While Bollywood cinema did begin in musicals, colorful sets, and romance and comedy, this does not define a Bollywood film. Musicals are part of the Bollywood stereotype because the industry had its roots in colorful music and dance stage presentations. This was due to a high rate of illiteracy and handicap of adapting literature into scripts in the early 20th century. However, Bollywood also produces intricate art-house films that focus on important concepts like family, life, and loss (films like Highway, Lunch Box, Piku, and Pink.)
ABOUT THE PLAYLIST
“MADE IN INDIA: ESSENTIAL FILMS” ON ARGO
Argo’s newest playlist consist of short films that encapsulate the life and culture in India. They are a testament to the evergrowing talent in India that are challenging the steroetypes of Indian cinema with topics ranging from existentialism, terrorism, marriage troubles, and education.
The playlist was curated by Arfi Lamba, an actor-producer who made his screen debut with the Best Film Academy Award winner, Slumdog Millionaire. Along with Katharina Suckale, Arfi co-founded Bombay Berlin Film Productions, a production house that specializes in Indo-European films.
Unable to rely on her cash-strapped family to further her education, Fatin, an ambitious Architecture Student seeks out a scholarship from a conservative Trust. When she discovers that the money comes with strings attached, her liberal values will be put to test. Watch here.
2) KNOCK, KNOCK, KNOCK

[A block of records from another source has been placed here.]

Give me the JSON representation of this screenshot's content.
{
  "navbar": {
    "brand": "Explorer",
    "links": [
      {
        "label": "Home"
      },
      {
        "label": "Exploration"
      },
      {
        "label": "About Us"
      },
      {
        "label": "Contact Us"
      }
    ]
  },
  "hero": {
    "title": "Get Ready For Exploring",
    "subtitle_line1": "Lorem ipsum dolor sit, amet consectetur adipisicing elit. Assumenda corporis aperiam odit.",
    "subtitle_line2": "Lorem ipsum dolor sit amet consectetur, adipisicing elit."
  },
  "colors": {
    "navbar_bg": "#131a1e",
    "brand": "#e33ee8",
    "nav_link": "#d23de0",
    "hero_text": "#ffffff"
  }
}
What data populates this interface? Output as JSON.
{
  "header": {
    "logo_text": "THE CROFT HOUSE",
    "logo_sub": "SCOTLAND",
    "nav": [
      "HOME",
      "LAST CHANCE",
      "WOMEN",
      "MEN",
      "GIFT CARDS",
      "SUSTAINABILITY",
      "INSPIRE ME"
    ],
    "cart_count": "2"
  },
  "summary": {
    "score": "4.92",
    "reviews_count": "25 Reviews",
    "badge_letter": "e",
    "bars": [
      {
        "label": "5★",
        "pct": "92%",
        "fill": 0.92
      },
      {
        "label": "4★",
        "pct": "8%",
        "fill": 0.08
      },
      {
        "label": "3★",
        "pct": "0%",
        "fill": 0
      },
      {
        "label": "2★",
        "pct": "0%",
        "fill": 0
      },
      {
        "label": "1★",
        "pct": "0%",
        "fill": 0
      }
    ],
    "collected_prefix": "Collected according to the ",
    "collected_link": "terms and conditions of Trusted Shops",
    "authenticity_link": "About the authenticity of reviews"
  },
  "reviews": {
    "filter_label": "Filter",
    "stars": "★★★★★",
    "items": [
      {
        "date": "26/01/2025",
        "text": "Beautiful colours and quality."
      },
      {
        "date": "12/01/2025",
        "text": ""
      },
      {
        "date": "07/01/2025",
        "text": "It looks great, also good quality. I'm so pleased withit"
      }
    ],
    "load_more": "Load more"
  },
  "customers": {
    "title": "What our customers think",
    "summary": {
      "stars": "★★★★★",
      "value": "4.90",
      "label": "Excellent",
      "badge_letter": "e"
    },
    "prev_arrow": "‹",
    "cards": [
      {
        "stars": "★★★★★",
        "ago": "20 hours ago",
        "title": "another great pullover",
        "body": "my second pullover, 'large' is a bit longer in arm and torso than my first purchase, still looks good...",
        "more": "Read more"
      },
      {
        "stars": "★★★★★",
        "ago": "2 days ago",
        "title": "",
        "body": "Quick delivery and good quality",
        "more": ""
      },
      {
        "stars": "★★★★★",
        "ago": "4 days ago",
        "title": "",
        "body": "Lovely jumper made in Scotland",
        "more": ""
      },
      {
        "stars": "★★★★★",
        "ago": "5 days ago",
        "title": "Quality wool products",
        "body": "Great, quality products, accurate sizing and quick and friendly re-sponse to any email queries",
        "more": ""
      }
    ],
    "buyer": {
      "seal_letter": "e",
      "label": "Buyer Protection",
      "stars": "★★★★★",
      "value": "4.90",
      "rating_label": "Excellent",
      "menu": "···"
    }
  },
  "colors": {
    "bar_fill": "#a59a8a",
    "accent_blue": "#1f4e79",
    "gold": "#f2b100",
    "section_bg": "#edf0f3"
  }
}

Eleven months of office work earns Dada his annual month of bliss in Darjeeling where he dedicates himself to designing the perfect crossword. After 22 years of this routine, Dada meets his match in a young man, a local tattoo designer who sees Dada working and interrupts him. But friend or foe, who is this boy? The Universe is knocking and Dada has to decide if he will let him in or not. Watch here.
3) THE IDIOT
Unable to get a visa, Abdul, an illiterate Muslim man from rural India, feels he has no choice but to hijack a domestic flight and redirect it to Australia. Inspired by actual events, this satire exposes the bigotry of a society fed on religious stereotypes and paranoia.Watch here.
Sameera (35), upper middle class, successful photographer, is happily married to her husband Vikram (37), who is comatose! She seems very accustomed and normal in her circumstance. They live their lives happily like any other married couple. But all is not rosy as she slowly feels pressure from friends as well as her own desires that sometimes pull at her. AWAKE is an intimate bittersweet drama that through the mundanity of an everyday relationship, explores the fine line between love and control. Watch here.
Discover your favorite short film on www.watchargo.com, or on the Argo app, available to download from iTunes App Store or Google Playstore. Follow us for updates on our new films on Instagram, Facebook, Twitter and Youtube.